[Website and app data records]
[Start of Attachment]

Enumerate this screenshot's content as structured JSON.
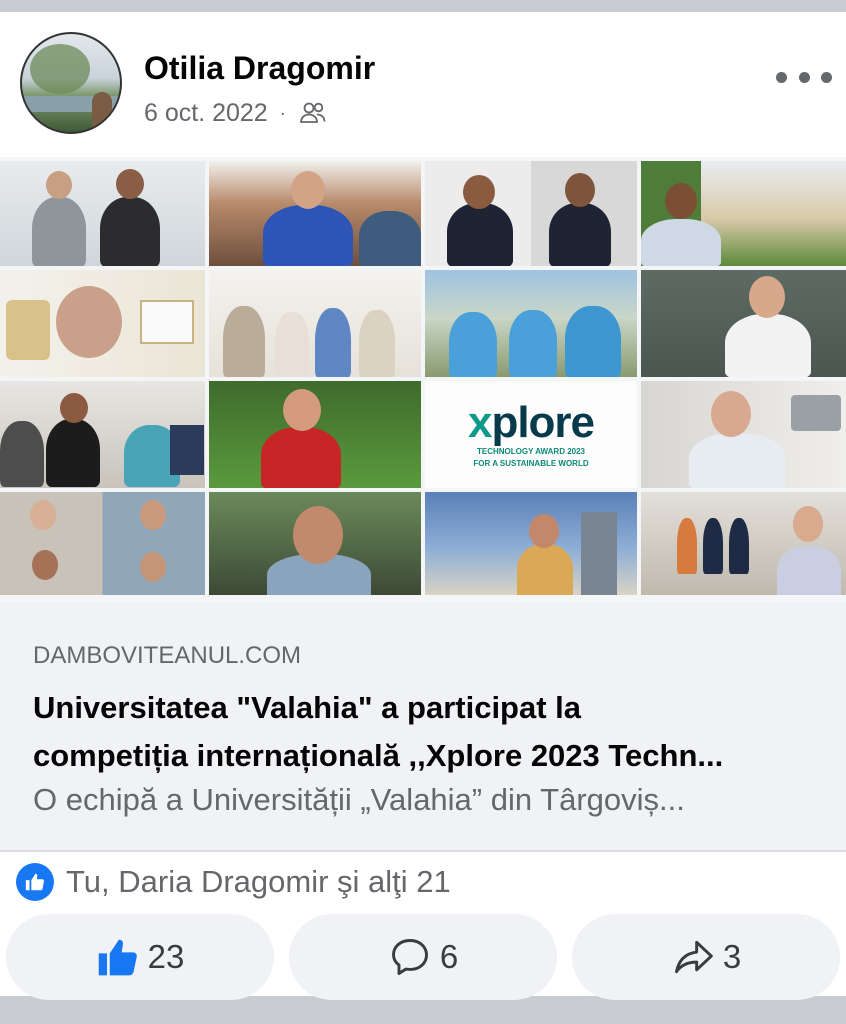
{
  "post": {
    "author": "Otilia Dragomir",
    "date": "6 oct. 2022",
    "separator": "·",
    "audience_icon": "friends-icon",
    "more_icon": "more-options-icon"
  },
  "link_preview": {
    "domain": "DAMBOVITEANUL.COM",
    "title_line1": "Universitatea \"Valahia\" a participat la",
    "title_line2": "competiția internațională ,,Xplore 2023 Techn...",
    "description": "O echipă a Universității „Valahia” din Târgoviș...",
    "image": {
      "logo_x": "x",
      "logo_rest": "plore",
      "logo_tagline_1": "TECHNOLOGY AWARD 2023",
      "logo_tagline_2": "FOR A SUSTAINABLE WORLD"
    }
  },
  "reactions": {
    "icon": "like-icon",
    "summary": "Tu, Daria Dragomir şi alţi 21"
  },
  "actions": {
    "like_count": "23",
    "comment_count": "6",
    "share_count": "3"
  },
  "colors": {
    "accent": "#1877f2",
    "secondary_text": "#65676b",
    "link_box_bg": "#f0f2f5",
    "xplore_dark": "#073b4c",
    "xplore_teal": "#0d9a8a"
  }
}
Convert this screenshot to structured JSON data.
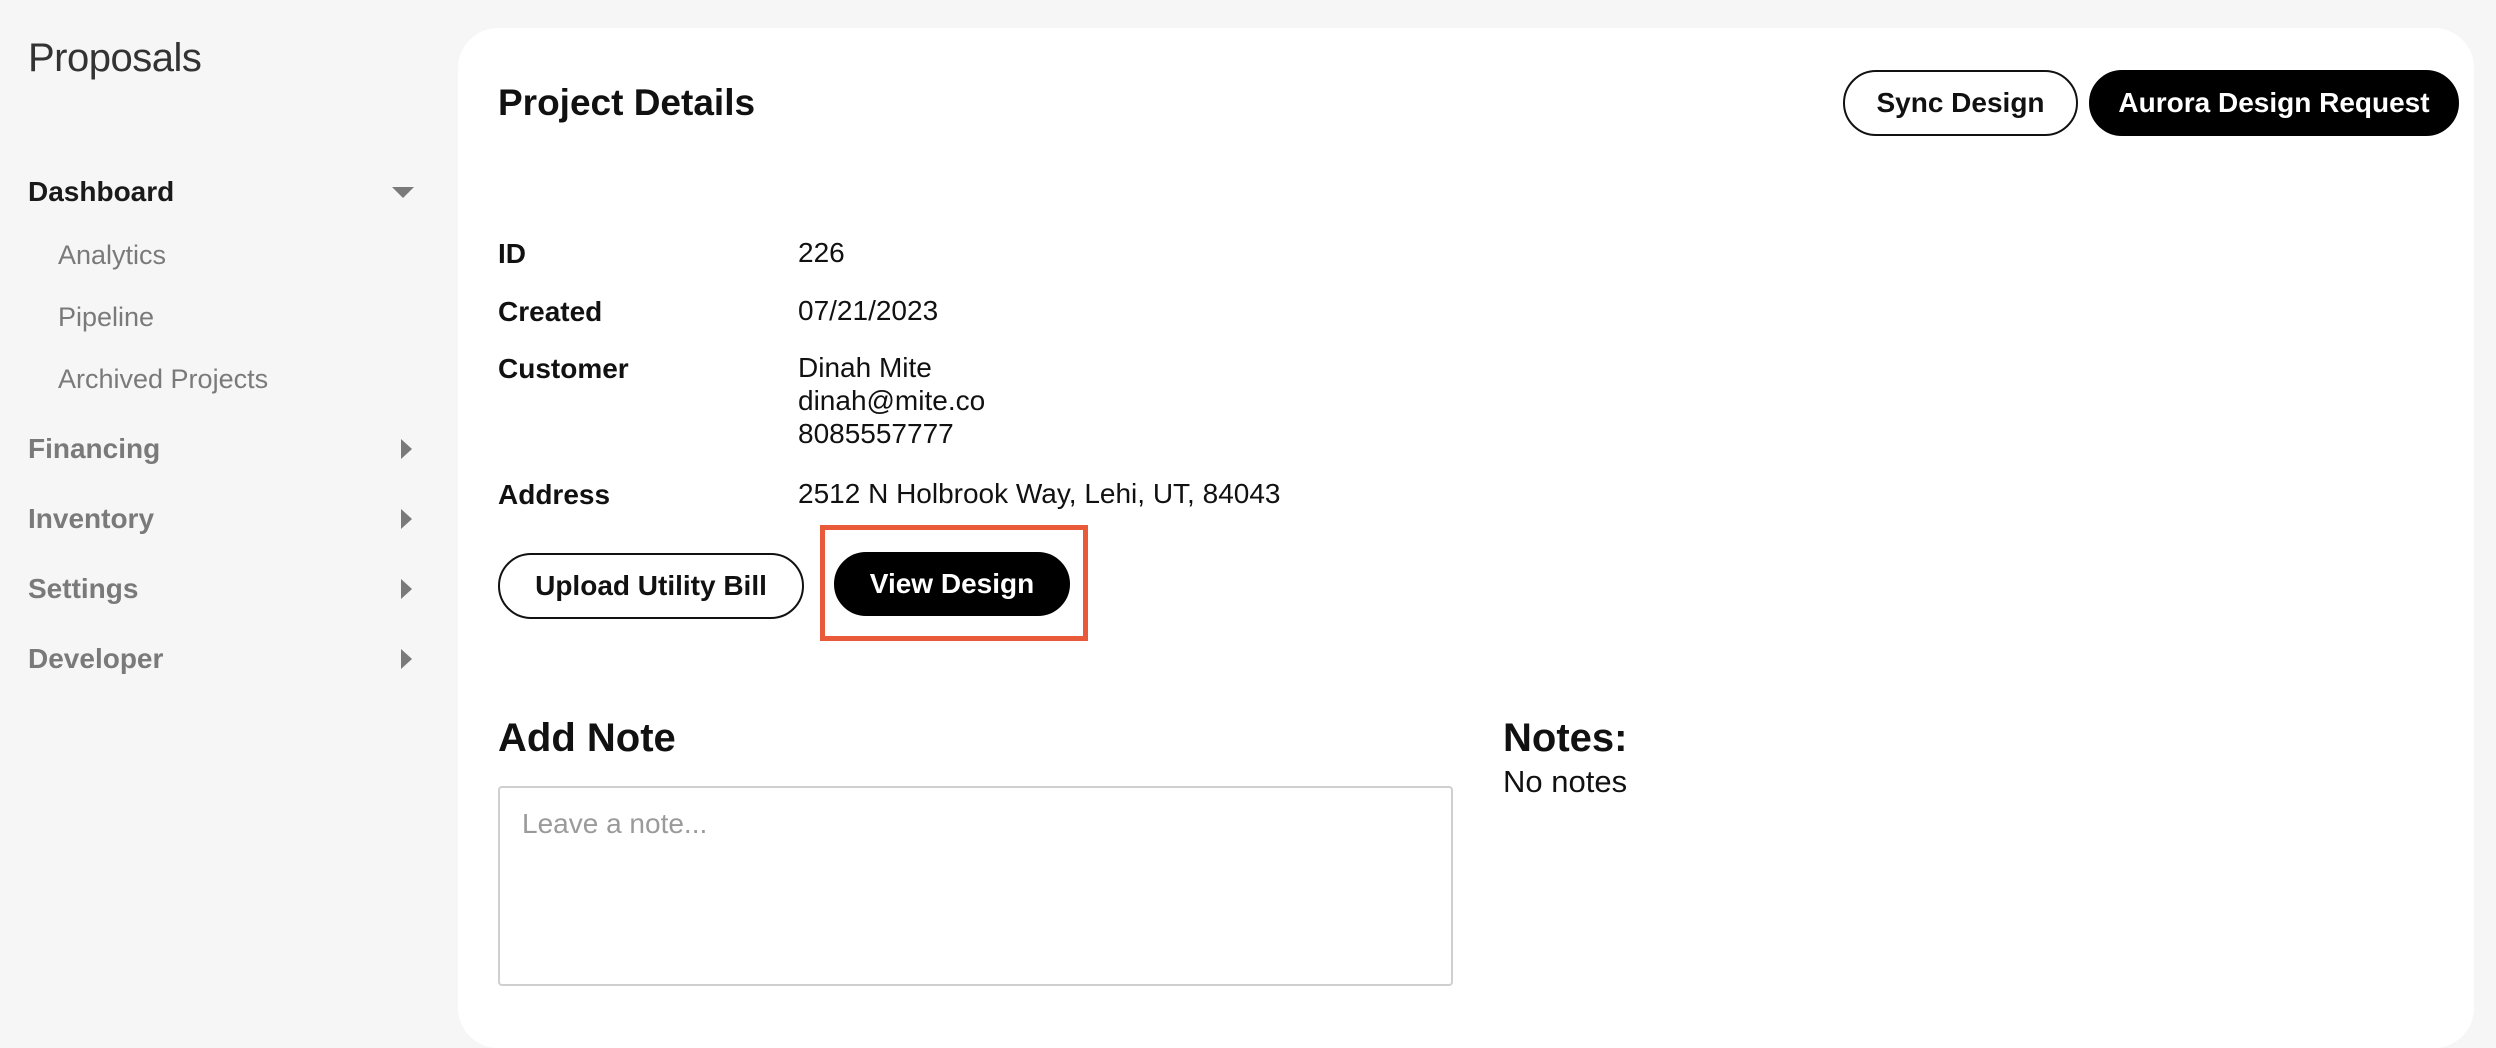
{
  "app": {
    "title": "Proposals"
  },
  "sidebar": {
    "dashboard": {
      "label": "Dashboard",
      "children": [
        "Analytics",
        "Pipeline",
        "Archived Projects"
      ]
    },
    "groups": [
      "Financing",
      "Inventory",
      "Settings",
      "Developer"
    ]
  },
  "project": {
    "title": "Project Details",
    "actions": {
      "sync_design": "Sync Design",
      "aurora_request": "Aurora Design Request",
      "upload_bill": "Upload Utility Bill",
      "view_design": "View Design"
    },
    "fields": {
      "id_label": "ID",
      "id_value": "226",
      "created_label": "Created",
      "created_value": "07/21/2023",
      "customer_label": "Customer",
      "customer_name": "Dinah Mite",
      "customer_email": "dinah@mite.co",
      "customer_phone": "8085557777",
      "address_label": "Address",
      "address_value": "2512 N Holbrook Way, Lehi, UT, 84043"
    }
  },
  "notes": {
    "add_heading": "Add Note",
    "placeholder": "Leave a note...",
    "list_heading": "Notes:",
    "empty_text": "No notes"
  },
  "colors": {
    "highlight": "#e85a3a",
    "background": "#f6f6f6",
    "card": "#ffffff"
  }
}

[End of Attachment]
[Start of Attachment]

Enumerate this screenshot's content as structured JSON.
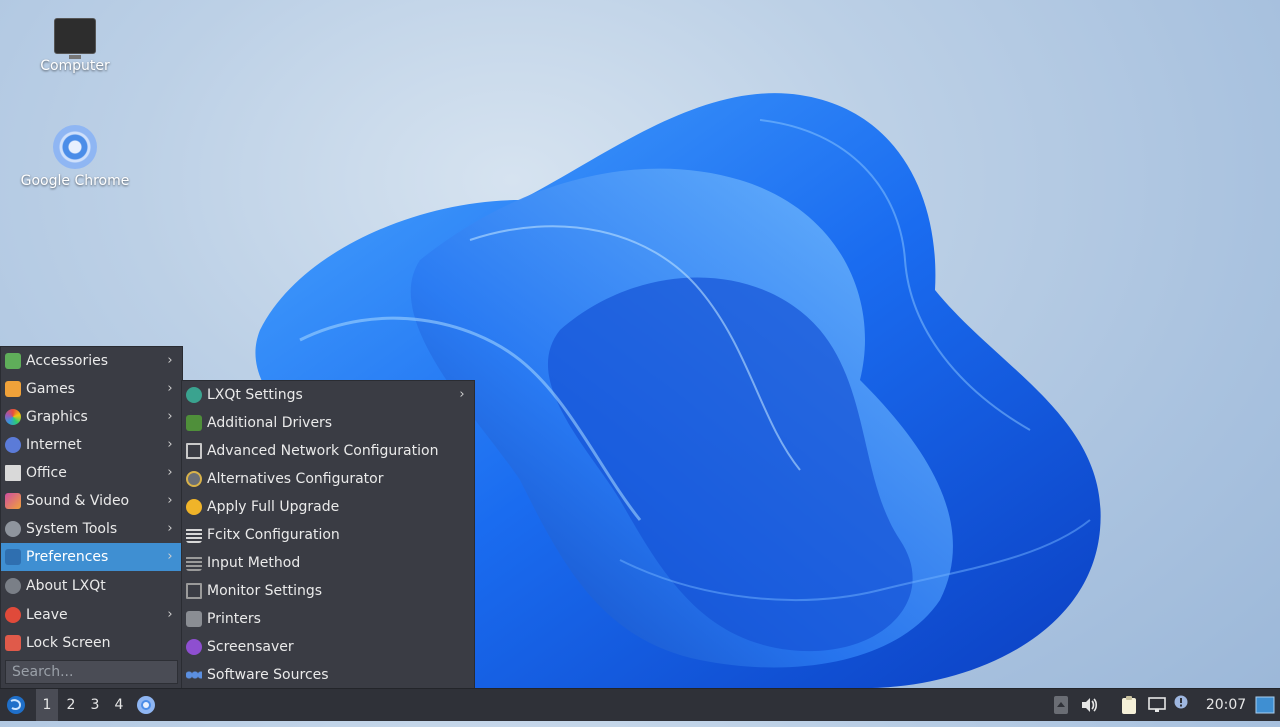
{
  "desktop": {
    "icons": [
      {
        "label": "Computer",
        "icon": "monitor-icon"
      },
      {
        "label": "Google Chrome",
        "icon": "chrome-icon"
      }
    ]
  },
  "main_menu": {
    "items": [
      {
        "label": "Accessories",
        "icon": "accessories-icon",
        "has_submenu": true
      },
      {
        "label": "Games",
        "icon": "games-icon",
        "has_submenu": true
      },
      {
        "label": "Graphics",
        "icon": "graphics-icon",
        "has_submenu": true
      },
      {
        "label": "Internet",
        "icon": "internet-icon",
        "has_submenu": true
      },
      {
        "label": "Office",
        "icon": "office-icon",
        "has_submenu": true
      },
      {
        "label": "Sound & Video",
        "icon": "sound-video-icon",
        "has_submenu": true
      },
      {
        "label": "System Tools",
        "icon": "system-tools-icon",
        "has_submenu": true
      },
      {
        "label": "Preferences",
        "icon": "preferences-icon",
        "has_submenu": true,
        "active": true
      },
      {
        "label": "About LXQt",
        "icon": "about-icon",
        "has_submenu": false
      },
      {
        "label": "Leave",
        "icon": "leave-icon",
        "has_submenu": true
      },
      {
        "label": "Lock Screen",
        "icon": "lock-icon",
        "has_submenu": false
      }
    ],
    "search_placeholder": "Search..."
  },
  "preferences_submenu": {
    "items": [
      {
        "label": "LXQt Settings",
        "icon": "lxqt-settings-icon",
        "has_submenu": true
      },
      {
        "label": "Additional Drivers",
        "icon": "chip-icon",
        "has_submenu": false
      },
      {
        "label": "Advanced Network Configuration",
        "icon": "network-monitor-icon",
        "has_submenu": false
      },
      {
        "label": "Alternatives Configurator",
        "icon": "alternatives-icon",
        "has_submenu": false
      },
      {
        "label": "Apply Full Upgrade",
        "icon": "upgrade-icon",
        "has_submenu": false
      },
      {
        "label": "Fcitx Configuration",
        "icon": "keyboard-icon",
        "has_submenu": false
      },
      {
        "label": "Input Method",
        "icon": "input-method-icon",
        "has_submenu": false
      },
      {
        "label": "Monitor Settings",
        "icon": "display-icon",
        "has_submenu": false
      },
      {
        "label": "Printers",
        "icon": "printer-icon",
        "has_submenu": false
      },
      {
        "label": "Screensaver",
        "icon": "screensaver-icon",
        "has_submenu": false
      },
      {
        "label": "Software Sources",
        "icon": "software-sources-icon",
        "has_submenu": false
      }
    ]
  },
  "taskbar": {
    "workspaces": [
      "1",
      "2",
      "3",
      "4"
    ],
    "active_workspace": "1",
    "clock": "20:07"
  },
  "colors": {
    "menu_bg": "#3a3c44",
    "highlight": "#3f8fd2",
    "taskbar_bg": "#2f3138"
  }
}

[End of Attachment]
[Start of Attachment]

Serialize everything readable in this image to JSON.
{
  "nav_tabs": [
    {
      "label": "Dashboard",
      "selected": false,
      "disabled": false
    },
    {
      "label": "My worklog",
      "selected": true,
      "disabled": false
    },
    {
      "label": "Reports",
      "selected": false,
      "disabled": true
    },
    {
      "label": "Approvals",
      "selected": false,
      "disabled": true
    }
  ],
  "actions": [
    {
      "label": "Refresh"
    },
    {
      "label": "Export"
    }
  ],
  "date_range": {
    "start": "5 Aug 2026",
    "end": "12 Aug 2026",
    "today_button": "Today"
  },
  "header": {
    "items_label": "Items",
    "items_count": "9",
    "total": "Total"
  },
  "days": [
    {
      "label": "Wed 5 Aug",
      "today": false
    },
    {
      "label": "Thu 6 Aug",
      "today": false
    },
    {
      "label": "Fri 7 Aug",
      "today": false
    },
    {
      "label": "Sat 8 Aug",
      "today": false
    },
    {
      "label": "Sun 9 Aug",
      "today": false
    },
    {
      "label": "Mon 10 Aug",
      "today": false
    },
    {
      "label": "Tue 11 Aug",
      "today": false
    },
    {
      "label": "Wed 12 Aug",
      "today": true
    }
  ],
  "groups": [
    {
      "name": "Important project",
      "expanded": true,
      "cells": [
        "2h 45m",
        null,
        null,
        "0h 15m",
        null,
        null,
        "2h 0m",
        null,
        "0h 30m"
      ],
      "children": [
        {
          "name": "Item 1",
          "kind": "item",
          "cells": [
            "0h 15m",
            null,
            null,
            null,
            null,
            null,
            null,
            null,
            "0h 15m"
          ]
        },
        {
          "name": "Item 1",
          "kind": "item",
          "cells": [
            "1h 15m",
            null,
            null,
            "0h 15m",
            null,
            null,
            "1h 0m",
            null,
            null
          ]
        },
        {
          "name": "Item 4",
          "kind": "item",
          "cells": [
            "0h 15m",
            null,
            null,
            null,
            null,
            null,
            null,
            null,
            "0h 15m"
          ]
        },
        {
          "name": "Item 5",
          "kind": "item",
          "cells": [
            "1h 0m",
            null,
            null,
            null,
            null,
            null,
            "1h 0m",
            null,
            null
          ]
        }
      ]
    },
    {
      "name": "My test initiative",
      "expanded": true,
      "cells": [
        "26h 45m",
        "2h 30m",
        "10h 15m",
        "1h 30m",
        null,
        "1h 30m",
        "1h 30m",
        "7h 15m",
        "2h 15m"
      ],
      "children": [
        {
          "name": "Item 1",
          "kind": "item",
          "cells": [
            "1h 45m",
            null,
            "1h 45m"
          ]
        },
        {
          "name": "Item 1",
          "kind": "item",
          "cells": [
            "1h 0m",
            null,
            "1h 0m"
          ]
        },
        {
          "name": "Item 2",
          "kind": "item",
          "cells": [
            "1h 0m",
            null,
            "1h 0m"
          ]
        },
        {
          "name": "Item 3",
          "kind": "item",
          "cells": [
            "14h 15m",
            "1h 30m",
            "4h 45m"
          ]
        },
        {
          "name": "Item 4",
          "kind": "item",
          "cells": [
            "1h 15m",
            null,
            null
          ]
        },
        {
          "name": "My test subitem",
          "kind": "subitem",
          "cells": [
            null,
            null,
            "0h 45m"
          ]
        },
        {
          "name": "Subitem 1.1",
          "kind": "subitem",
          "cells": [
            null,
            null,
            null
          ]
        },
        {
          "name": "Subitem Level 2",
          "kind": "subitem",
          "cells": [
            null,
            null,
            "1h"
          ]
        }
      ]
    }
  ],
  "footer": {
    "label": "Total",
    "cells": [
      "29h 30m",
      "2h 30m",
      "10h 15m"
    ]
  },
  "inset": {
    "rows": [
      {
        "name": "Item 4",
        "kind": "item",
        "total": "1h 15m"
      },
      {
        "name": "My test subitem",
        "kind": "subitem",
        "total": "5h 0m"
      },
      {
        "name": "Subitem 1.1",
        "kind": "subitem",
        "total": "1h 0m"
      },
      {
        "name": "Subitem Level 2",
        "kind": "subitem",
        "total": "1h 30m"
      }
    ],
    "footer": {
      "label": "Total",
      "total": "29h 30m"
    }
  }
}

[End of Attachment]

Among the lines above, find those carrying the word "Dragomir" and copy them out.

#### [Answer box]
    "author": "Otilia Dragomir",
    "summary": "Tu, Daria Dragomir şi alţi 21"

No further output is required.